##### INFORMATION SHOWN

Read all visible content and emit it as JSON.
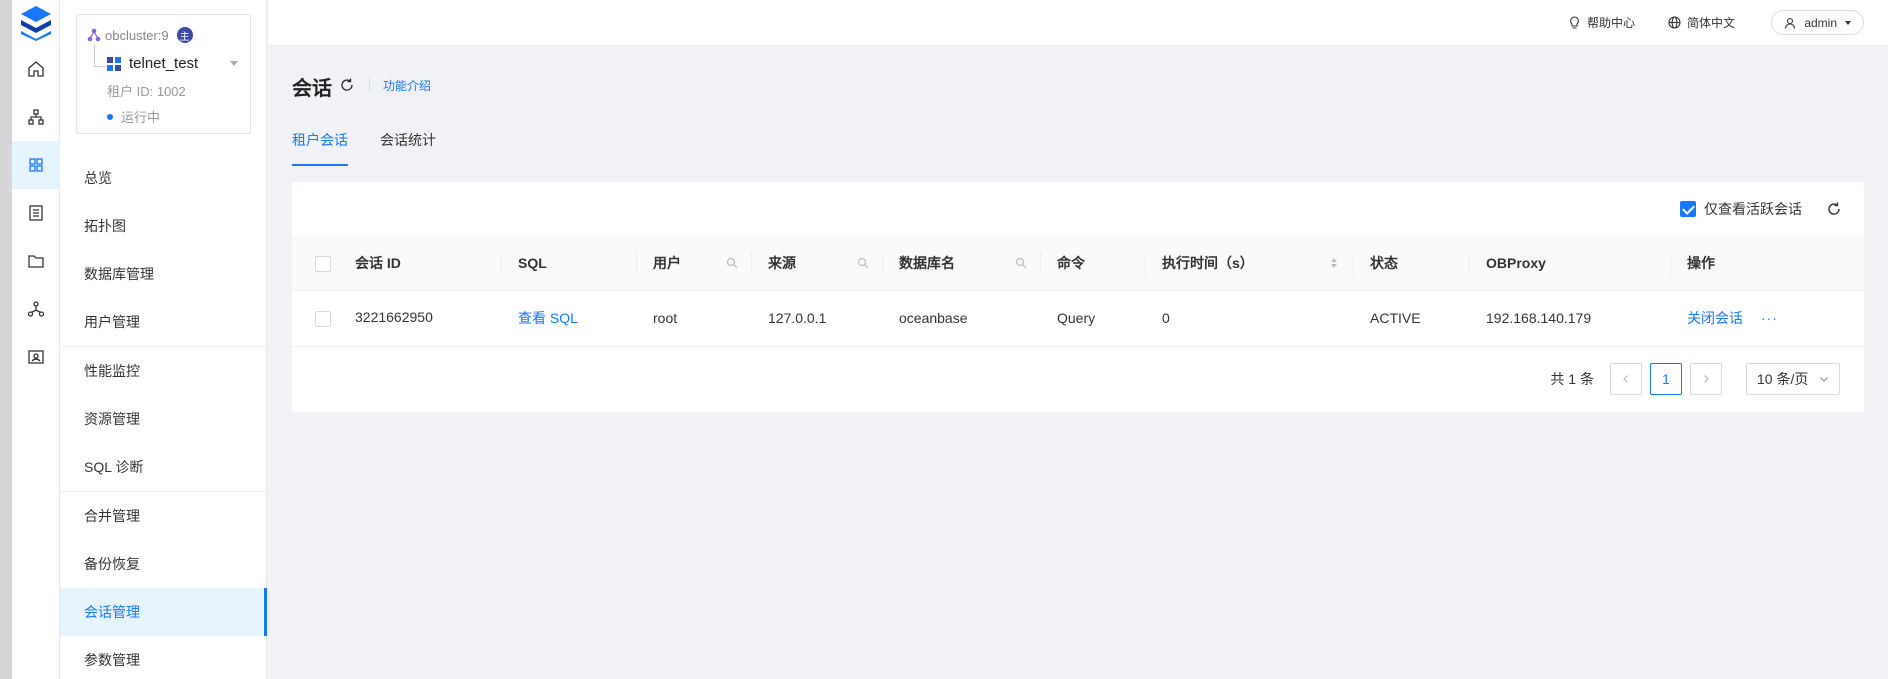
{
  "sidebar": {
    "cluster_name": "obcluster:9",
    "cluster_badge": "主",
    "tenant_name": "telnet_test",
    "tenant_id": "租户 ID: 1002",
    "tenant_status": "运行中",
    "items": [
      {
        "label": "总览"
      },
      {
        "label": "拓扑图"
      },
      {
        "label": "数据库管理"
      },
      {
        "label": "用户管理"
      },
      {
        "label": "性能监控"
      },
      {
        "label": "资源管理"
      },
      {
        "label": "SQL 诊断"
      },
      {
        "label": "合并管理"
      },
      {
        "label": "备份恢复"
      },
      {
        "label": "会话管理"
      },
      {
        "label": "参数管理"
      }
    ]
  },
  "header": {
    "help": "帮助中心",
    "language": "简体中文",
    "user": "admin"
  },
  "page": {
    "title": "会话",
    "intro_link": "功能介绍",
    "tabs": [
      {
        "label": "租户会话"
      },
      {
        "label": "会话统计"
      }
    ]
  },
  "toolbar": {
    "only_active_label": "仅查看活跃会话"
  },
  "table": {
    "columns": [
      "会话 ID",
      "SQL",
      "用户",
      "来源",
      "数据库名",
      "命令",
      "执行时间（s）",
      "状态",
      "OBProxy",
      "操作"
    ],
    "rows": [
      {
        "session_id": "3221662950",
        "sql": "查看 SQL",
        "user": "root",
        "source": "127.0.0.1",
        "database": "oceanbase",
        "command": "Query",
        "exec_time": "0",
        "status": "ACTIVE",
        "obproxy": "192.168.140.179",
        "action": "关闭会话",
        "more": "···"
      }
    ]
  },
  "pagination": {
    "total": "共 1 条",
    "current_page": "1",
    "page_size": "10 条/页"
  },
  "colors": {
    "primary": "#1677ff",
    "active_bg": "#e6f4ff",
    "logo": "#1677ff"
  }
}
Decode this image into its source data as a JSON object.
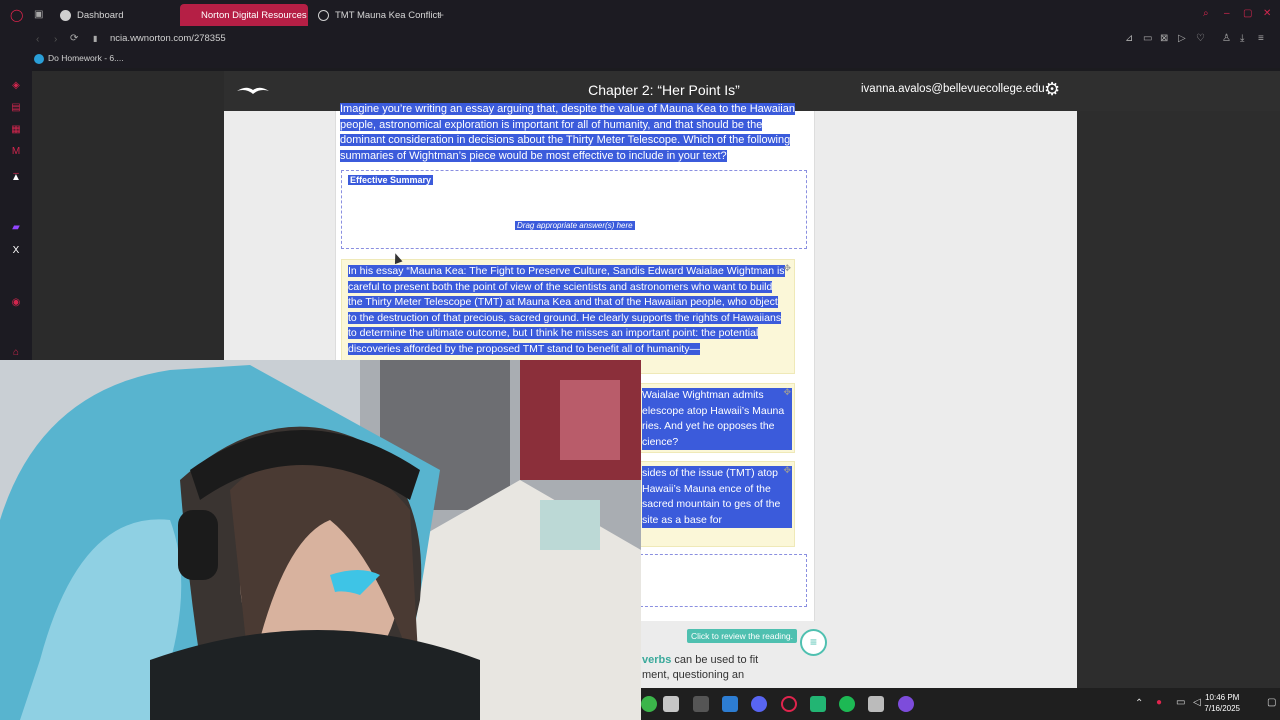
{
  "browser": {
    "tabs": [
      {
        "label": "Dashboard",
        "active": false
      },
      {
        "label": "Norton Digital Resources",
        "active": true
      },
      {
        "label": "TMT Mauna Kea Conflict",
        "active": false
      }
    ],
    "new_tab": "+",
    "url": "ncia.wwnorton.com/278355",
    "bookmark": "Do Homework - 6...."
  },
  "app": {
    "chapter_title": "Chapter 2: “Her Point Is”",
    "user_email": "ivanna.avalos@bellevuecollege.edu"
  },
  "question": {
    "prompt": "Imagine you’re writing an essay arguing that, despite the value of Mauna Kea to the Hawaiian people, astronomical exploration is important for all of humanity, and that should be the dominant consideration in decisions about the Thirty Meter Telescope. Which of the following summaries of Wightman’s piece would be most effective to include in your text?",
    "drop_label": "Effective Summary",
    "drop_hint": "Drag appropriate answer(s) here",
    "answers": [
      "In his essay “Mauna Kea: The Fight to Preserve Culture, Sandis Edward Waialae Wightman is careful to present both the point of view of the scientists and astronomers who want to build the Thirty Meter Telescope (TMT) at Mauna Kea and that of the Hawaiian people, who object to the destruction of that precious, sacred ground. He clearly supports the rights of Hawaiians to determine the ultimate outcome, but I think he misses an important point: the potential discoveries afforded by the proposed TMT stand to benefit all of humanity—",
      "Waialae Wightman admits elescope atop Hawaii’s Mauna ries. And yet he opposes the cience?",
      "sides of the issue (TMT) atop Hawaii’s Mauna ence of the sacred mountain to ges of the site as a base for"
    ],
    "review_link": "Click to review the reading.",
    "footer_keyword": "verbs",
    "footer_text_1": " can be used to fit",
    "footer_text_2": "ment, questioning an"
  },
  "taskbar": {
    "time": "10:46 PM",
    "date": "7/16/2025"
  },
  "colors": {
    "accent": "#b51f45",
    "selection": "#3b5bdb",
    "teal": "#4fc0b0"
  }
}
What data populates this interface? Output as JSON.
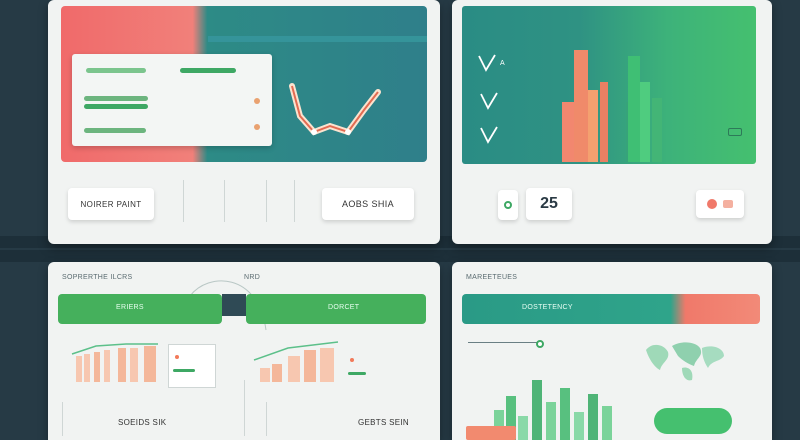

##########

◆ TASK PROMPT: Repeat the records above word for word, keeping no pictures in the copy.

◆ FINAL ANSWER:
Read all visible content and emit it as JSON.
{
  "sidebar": {
    "cluster_name": "obcluster:9",
    "cluster_badge": "主",
    "tenant_name": "telnet_test",
    "tenant_id": "租户 ID: 1002",
    "tenant_status": "运行中",
    "items": [
      {
        "label": "总览"
      },
      {
        "label": "拓扑图"
      },
      {
        "label": "数据库管理"
      },
      {
        "label": "用户管理"
      },
      {
        "label": "性能监控"
      },
      {
        "label": "资源管理"
      },
      {
        "label": "SQL 诊断"
      },
      {
        "label": "合并管理"
      },
      {
        "label": "备份恢复"
      },
      {
        "label": "会话管理"
      },
      {
        "label": "参数管理"
      }
    ]
  },
  "header": {
    "help": "帮助中心",
    "language": "简体中文",
    "user": "admin"
  },
  "page": {
    "title": "会话",
    "intro_link": "功能介绍",
    "tabs": [
      {
        "label": "租户会话"
      },
      {
        "label": "会话统计"
      }
    ]
  },
  "toolbar": {
    "only_active_label": "仅查看活跃会话"
  },
  "table": {
    "columns": [
      "会话 ID",
      "SQL",
      "用户",
      "来源",
      "数据库名",
      "命令",
      "执行时间（s）",
      "状态",
      "OBProxy",
      "操作"
    ],
    "rows": [
      {
        "session_id": "3221662950",
        "sql": "查看 SQL",
        "user": "root",
        "source": "127.0.0.1",
        "database": "oceanbase",
        "command": "Query",
        "exec_time": "0",
        "status": "ACTIVE",
        "obproxy": "192.168.140.179",
        "action": "关闭会话",
        "more": "···"
      }
    ]
  },
  "pagination": {
    "total": "共 1 条",
    "current_page": "1",
    "page_size": "10 条/页"
  },
  "colors": {
    "primary": "#1677ff",
    "active_bg": "#e6f4ff",
    "logo": "#1677ff"
  }
}
Decode this image into its source data as a JSON object.
{
  "browser": {
    "tabs": [
      {
        "label": "Dashboard",
        "active": false
      },
      {
        "label": "Norton Digital Resources",
        "active": true
      },
      {
        "label": "TMT Mauna Kea Conflict",
        "active": false
      }
    ],
    "new_tab": "+",
    "url": "ncia.wwnorton.com/278355",
    "bookmark": "Do Homework - 6...."
  },
  "app": {
    "chapter_title": "Chapter 2: “Her Point Is”",
    "user_email": "ivanna.avalos@bellevuecollege.edu"
  },
  "question": {
    "prompt": "Imagine you’re writing an essay arguing that, despite the value of Mauna Kea to the Hawaiian people, astronomical exploration is important for all of humanity, and that should be the dominant consideration in decisions about the Thirty Meter Telescope. Which of the following summaries of Wightman’s piece would be most effective to include in your text?",
    "drop_label": "Effective Summary",
    "drop_hint": "Drag appropriate answer(s) here",
    "answers": [
      "In his essay “Mauna Kea: The Fight to Preserve Culture, Sandis Edward Waialae Wightman is careful to present both the point of view of the scientists and astronomers who want to build the Thirty Meter Telescope (TMT) at Mauna Kea and that of the Hawaiian people, who object to the destruction of that precious, sacred ground. He clearly supports the rights of Hawaiians to determine the ultimate outcome, but I think he misses an important point: the potential discoveries afforded by the proposed TMT stand to benefit all of humanity—",
      "Waialae Wightman admits elescope atop Hawaii’s Mauna ries. And yet he opposes the cience?",
      "sides of the issue (TMT) atop Hawaii’s Mauna ence of the sacred mountain to ges of the site as a base for"
    ],
    "review_link": "Click to review the reading.",
    "footer_keyword": "verbs",
    "footer_text_1": " can be used to fit",
    "footer_text_2": "ment, questioning an"
  },
  "taskbar": {
    "time": "10:46 PM",
    "date": "7/16/2025"
  },
  "colors": {
    "accent": "#b51f45",
    "selection": "#3b5bdb",
    "teal": "#4fc0b0"
  }
}
What data populates this interface? Output as JSON.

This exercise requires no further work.